From the material below, tally every line containing "Lists"; reply with the total only.

** Records for the exercise follows **

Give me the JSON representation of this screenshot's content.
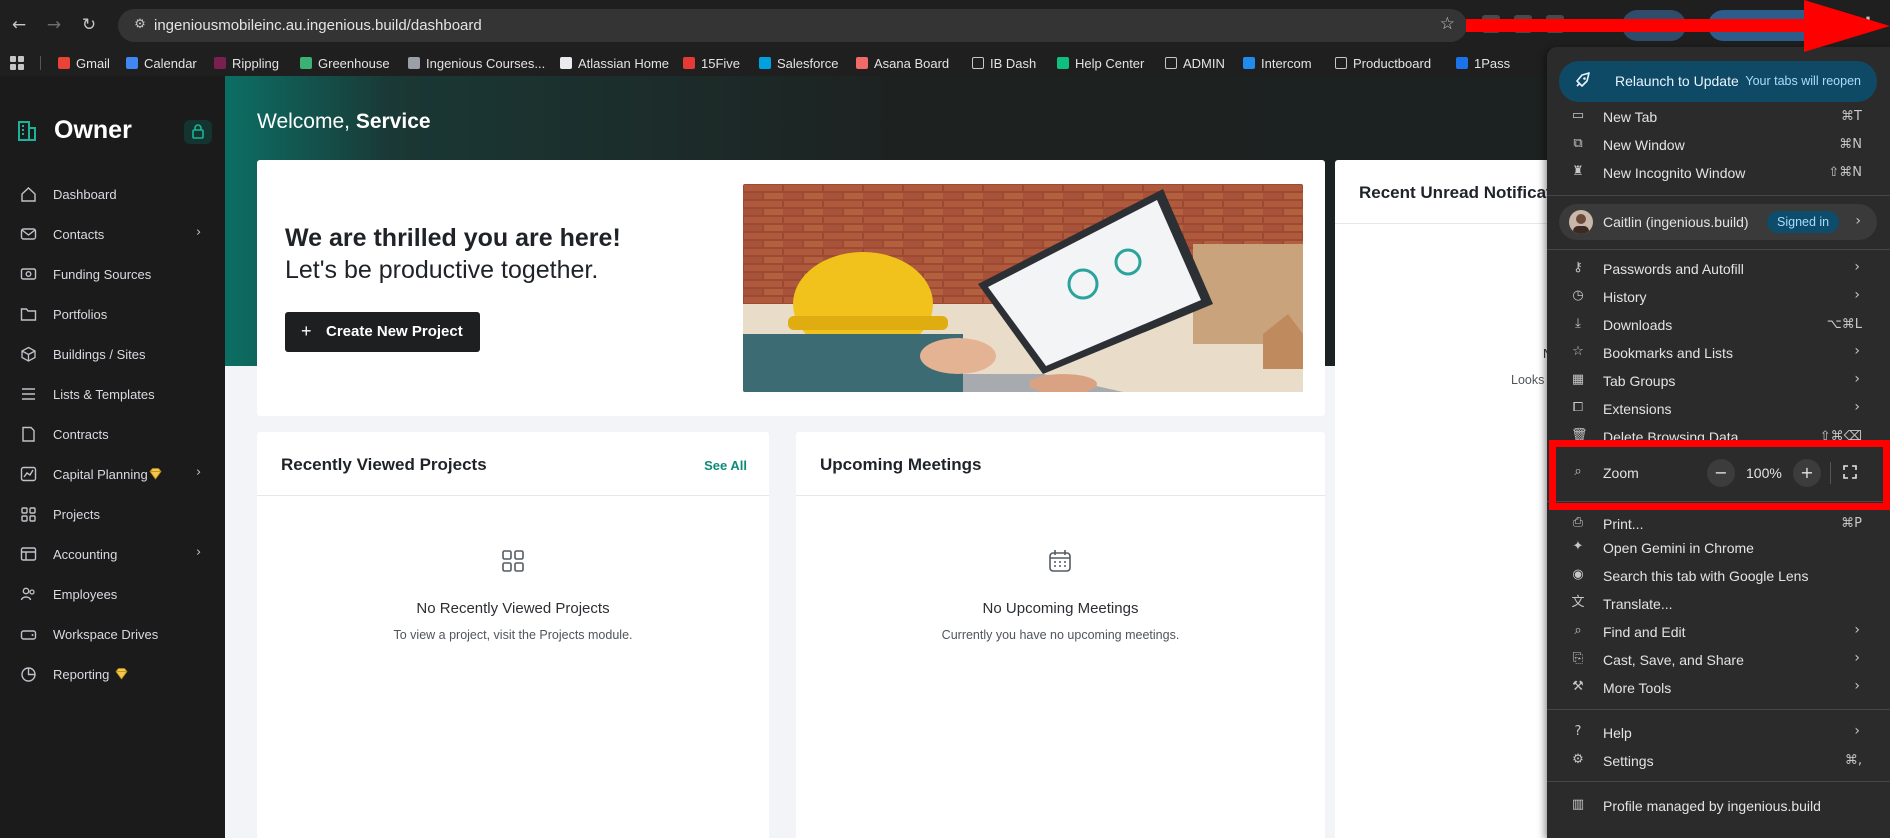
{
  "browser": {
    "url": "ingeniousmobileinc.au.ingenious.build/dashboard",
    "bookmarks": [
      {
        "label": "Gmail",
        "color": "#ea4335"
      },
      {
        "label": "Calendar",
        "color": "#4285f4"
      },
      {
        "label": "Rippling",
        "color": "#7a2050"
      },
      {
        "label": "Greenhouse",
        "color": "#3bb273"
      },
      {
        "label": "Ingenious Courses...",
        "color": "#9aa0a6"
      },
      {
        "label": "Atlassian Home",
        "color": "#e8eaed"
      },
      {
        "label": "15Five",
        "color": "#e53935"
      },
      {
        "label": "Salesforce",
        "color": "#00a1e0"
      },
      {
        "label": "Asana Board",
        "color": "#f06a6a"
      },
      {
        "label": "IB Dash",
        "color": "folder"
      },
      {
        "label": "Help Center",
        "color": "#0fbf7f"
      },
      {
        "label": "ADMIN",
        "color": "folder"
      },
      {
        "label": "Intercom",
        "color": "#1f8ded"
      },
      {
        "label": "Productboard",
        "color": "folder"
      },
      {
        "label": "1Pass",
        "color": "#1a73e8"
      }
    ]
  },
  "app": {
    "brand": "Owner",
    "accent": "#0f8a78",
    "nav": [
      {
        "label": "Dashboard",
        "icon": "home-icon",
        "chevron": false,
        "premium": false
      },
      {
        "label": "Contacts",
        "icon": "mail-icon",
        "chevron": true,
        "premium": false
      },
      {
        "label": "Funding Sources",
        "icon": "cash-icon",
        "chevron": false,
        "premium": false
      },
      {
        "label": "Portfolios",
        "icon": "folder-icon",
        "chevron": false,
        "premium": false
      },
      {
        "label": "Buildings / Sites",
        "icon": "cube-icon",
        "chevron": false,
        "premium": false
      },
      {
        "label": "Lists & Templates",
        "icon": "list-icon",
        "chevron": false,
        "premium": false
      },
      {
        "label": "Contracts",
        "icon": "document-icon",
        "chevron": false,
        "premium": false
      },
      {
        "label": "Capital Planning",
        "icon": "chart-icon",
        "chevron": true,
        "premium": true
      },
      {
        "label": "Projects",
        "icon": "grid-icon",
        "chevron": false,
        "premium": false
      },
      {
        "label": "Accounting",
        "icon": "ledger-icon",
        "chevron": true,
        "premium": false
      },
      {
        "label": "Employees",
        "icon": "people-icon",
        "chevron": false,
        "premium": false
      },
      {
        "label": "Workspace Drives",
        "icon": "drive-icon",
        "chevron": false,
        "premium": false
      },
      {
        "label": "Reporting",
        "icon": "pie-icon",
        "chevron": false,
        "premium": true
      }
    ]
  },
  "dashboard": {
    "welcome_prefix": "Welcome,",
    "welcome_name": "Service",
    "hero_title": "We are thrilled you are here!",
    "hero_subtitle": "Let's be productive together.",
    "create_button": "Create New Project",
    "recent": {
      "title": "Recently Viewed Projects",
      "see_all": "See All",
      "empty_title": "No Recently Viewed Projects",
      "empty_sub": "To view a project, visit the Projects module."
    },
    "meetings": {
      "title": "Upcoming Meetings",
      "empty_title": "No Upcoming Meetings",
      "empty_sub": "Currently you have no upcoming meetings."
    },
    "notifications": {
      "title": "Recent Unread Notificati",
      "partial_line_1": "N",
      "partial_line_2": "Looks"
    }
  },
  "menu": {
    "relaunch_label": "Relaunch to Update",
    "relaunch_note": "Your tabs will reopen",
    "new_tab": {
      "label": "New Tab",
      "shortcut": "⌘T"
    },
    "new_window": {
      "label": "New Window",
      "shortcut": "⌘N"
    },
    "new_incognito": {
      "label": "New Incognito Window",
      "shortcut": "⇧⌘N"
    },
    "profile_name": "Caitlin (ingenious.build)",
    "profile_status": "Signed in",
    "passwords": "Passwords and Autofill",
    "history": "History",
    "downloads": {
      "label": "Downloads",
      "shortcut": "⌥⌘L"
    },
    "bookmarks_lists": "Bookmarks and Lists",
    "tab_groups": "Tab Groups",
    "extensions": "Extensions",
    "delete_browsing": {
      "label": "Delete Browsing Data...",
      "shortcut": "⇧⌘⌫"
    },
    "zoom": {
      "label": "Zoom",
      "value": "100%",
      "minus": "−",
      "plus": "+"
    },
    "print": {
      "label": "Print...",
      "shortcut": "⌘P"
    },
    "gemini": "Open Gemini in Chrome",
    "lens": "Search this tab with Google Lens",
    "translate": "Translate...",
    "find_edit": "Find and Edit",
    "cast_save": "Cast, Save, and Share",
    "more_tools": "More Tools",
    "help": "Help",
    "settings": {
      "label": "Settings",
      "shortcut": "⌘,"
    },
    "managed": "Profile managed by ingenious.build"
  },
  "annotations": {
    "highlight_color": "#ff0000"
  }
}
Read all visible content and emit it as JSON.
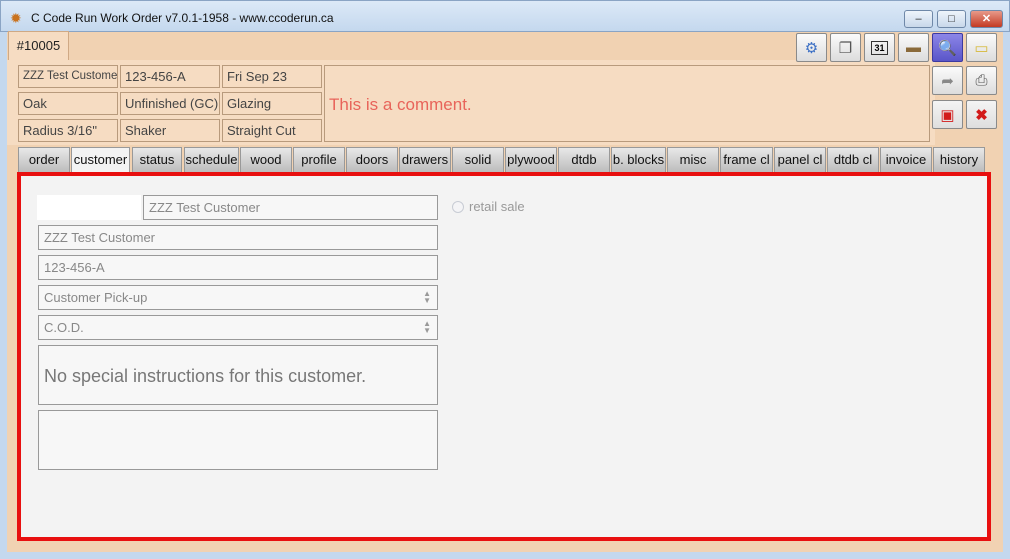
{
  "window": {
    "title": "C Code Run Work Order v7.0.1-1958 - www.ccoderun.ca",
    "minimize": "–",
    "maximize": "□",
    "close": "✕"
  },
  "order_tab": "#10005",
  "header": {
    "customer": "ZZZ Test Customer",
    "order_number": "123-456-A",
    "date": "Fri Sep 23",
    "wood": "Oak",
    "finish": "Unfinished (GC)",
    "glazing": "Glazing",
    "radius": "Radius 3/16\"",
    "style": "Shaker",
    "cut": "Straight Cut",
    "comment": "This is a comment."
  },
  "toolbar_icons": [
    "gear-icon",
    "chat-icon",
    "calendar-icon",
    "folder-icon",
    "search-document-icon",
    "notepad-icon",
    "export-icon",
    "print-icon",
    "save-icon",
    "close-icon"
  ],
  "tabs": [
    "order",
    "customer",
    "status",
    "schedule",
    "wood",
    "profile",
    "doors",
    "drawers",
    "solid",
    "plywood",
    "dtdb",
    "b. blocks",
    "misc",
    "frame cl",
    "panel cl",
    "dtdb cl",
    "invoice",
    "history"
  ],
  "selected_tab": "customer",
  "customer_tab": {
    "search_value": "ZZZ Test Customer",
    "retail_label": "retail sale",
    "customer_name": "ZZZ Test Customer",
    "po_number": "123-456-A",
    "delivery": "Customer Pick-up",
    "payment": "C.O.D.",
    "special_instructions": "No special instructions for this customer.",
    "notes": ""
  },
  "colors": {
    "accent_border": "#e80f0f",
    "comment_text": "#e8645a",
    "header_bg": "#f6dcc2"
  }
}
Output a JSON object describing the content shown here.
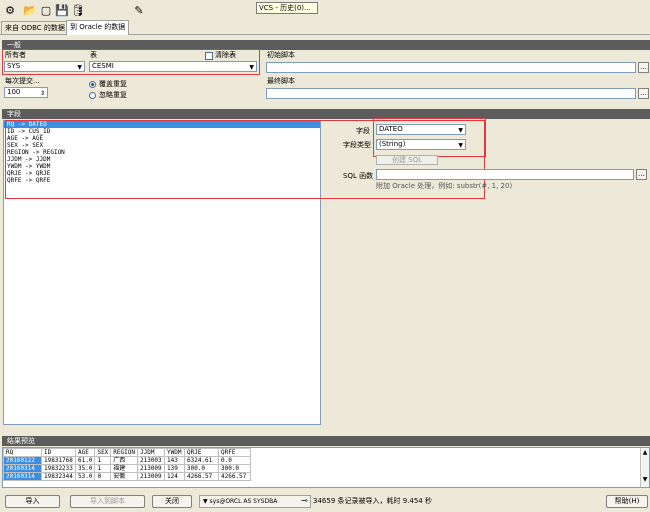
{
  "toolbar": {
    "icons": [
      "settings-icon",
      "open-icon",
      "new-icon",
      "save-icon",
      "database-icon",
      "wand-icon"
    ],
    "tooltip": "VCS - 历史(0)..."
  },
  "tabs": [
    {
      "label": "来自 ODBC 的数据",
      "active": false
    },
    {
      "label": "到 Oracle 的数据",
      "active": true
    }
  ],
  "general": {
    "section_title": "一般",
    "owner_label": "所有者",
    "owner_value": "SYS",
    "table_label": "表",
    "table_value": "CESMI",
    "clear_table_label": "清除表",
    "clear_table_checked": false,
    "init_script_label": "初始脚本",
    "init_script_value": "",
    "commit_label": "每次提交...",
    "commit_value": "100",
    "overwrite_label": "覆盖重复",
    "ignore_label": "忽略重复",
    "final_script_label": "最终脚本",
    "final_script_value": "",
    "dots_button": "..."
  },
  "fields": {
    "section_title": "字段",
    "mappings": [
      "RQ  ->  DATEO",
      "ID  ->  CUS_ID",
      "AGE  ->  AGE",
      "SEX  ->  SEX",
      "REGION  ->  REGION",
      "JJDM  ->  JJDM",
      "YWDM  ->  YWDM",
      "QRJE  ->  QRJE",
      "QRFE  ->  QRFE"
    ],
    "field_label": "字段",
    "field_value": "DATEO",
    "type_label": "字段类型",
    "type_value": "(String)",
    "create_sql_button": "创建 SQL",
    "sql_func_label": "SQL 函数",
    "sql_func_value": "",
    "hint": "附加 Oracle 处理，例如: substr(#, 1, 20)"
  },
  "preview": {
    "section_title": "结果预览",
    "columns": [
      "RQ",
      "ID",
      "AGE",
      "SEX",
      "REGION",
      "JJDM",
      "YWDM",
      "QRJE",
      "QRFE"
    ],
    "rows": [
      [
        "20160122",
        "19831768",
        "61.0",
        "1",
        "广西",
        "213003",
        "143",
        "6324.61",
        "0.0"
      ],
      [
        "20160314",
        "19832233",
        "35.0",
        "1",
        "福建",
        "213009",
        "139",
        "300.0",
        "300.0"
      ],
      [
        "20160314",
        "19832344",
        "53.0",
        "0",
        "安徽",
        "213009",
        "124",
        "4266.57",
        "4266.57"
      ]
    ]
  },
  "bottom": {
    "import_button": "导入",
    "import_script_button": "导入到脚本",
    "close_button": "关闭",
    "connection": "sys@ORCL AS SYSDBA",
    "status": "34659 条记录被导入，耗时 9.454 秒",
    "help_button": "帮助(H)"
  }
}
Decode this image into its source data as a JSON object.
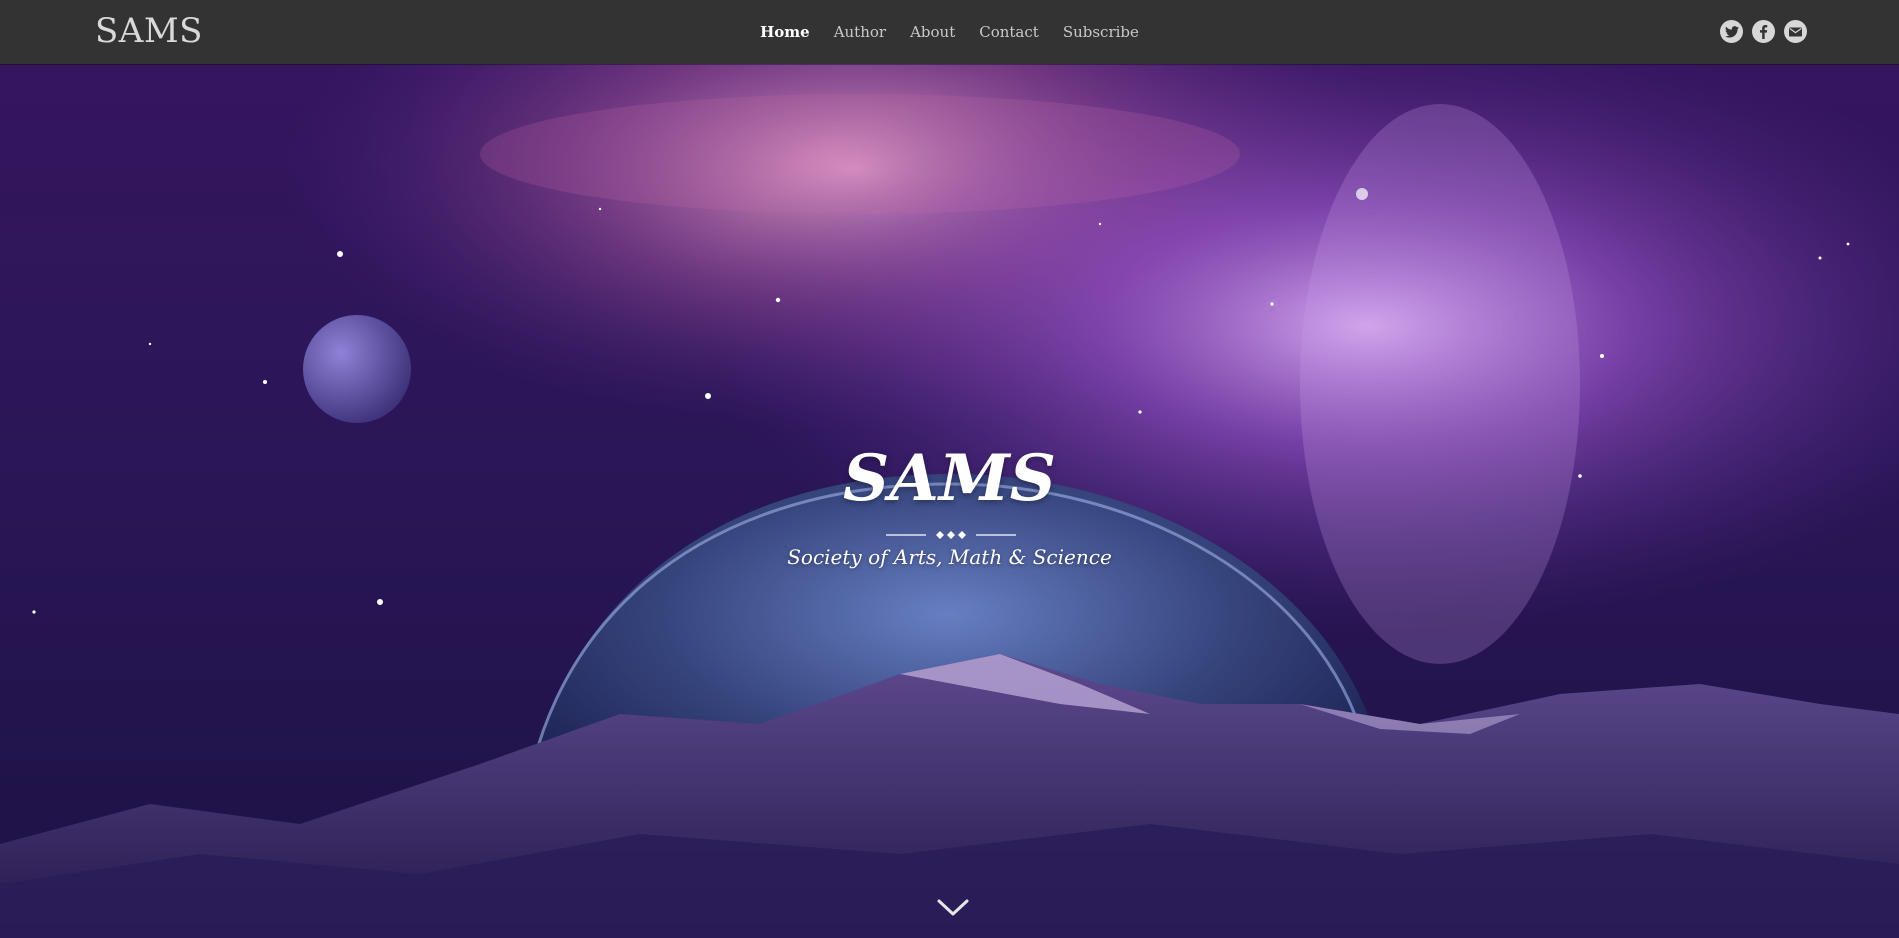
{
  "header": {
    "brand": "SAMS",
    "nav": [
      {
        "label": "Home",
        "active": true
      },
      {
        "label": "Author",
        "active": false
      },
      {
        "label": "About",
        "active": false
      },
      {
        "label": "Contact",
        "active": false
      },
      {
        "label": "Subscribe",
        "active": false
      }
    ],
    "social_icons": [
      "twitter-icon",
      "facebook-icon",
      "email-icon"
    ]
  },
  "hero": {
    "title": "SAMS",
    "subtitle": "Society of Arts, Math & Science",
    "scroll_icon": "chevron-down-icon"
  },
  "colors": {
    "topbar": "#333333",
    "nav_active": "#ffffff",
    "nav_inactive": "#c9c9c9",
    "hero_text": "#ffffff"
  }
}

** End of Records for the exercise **

» **The answer**
2